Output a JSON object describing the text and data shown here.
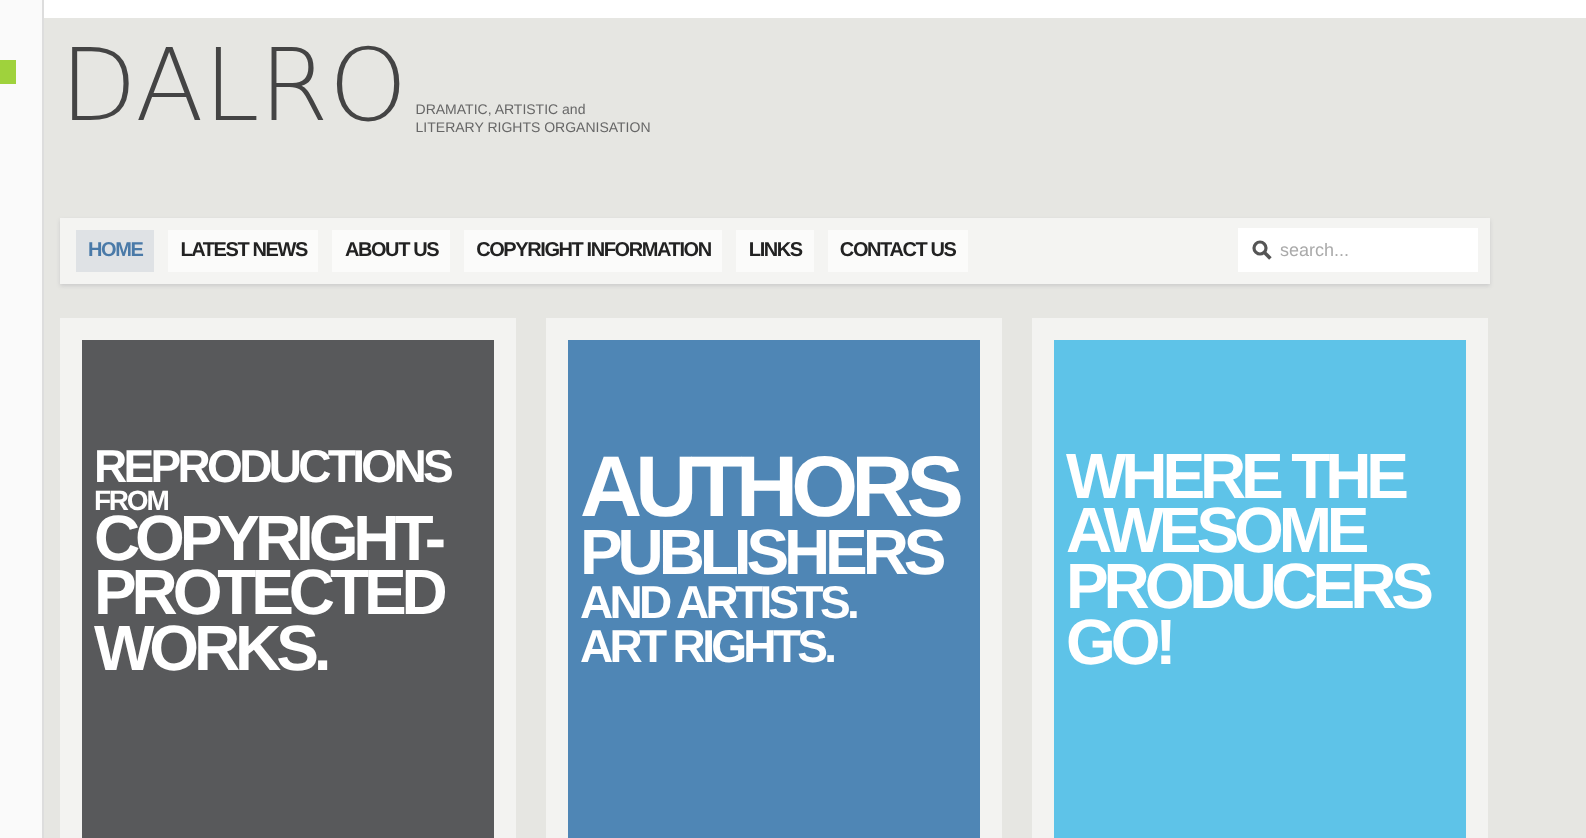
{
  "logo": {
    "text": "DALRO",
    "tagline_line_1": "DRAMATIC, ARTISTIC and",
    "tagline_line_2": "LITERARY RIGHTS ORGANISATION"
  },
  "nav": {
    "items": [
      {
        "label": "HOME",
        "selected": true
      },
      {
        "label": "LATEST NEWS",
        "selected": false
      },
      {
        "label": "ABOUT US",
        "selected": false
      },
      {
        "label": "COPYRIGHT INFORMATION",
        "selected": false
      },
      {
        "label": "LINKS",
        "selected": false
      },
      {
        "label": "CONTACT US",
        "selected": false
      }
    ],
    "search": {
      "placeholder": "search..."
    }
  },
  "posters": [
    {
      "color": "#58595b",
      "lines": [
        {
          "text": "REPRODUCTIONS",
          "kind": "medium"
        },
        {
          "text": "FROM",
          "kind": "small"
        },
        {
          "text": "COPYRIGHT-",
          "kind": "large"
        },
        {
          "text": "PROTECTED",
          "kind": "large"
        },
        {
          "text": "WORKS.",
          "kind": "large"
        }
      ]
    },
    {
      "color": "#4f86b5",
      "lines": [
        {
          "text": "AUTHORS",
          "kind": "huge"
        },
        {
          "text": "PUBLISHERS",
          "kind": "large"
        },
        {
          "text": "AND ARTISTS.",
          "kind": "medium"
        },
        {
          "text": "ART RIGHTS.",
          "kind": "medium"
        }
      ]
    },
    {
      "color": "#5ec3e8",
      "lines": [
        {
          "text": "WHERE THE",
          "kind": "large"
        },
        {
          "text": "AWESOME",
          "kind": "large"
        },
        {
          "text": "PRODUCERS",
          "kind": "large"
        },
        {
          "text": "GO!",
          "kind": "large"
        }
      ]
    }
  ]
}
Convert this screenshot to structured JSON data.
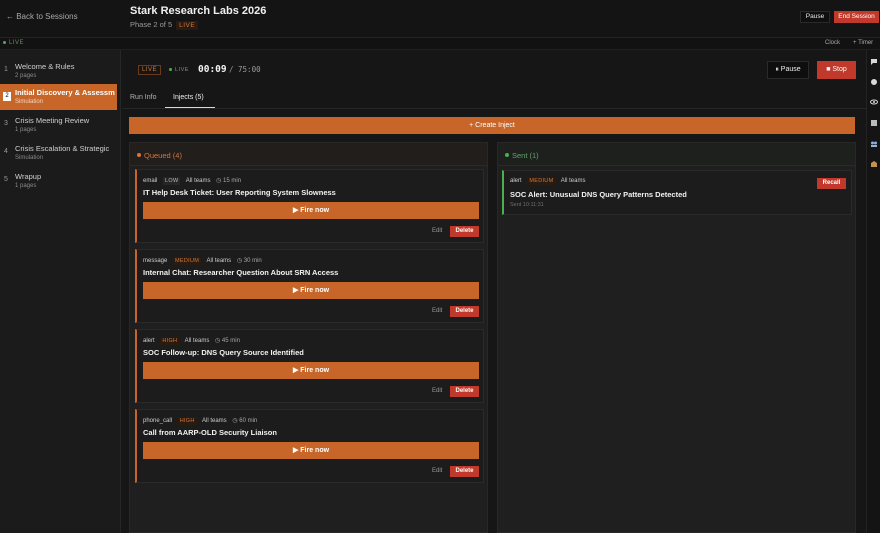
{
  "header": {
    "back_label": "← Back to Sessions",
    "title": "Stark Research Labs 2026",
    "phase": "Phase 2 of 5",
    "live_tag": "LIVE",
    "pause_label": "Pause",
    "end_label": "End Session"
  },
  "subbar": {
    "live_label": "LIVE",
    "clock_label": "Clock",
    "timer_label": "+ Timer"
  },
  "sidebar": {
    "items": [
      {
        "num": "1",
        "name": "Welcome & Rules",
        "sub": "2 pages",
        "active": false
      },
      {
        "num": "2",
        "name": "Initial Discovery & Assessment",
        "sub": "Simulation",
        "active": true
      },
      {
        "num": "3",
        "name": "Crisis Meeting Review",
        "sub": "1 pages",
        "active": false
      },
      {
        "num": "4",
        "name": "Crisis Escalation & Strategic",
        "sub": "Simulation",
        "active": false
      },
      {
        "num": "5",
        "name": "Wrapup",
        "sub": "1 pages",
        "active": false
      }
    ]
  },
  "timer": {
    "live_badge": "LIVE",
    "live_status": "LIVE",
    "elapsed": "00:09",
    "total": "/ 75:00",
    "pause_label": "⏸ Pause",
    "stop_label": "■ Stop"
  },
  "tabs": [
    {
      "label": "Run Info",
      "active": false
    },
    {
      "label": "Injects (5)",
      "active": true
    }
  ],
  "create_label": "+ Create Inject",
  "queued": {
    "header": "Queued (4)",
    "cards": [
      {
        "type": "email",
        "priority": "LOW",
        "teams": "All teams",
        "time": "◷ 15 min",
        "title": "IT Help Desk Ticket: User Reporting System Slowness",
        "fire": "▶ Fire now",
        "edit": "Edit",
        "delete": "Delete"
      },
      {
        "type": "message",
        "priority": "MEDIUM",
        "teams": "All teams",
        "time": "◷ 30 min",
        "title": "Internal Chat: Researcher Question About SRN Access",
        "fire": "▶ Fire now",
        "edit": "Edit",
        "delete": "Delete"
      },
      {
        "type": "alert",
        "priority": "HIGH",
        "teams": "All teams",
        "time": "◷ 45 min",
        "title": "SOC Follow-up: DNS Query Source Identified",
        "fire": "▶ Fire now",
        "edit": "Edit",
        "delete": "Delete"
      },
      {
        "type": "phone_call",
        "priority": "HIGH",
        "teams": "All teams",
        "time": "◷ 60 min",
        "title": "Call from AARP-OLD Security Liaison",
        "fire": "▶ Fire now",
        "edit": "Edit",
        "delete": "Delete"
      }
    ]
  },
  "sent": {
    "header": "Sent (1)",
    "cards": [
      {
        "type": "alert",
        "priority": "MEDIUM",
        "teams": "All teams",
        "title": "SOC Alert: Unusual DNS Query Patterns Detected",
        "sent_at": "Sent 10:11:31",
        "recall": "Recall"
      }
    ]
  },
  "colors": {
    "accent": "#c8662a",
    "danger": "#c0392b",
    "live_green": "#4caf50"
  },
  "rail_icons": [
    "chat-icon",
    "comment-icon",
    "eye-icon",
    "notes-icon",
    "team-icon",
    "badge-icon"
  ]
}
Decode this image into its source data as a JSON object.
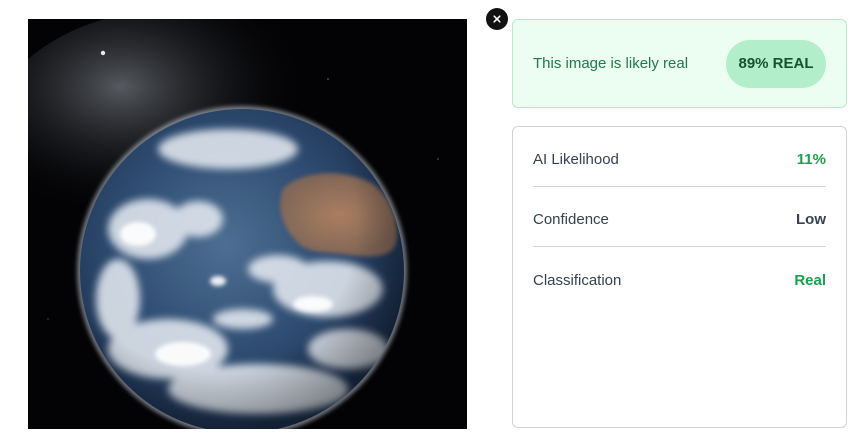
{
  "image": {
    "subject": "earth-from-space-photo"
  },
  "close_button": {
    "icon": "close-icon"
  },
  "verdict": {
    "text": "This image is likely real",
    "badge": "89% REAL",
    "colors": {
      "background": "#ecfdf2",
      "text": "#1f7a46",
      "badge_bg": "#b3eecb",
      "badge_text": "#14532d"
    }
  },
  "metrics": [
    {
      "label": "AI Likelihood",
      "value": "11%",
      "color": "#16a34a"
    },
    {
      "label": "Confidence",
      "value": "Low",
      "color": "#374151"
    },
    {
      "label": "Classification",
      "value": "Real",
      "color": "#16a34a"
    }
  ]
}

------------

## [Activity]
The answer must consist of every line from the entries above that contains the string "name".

## [Exercise solution]
        "name": "Welcome & Rules",
        "name": "Initial Discovery & Assessment",
        "name": "Crisis Meeting Review",
        "name": "Crisis Escalation & Strategic",
        "name": "Wrapup",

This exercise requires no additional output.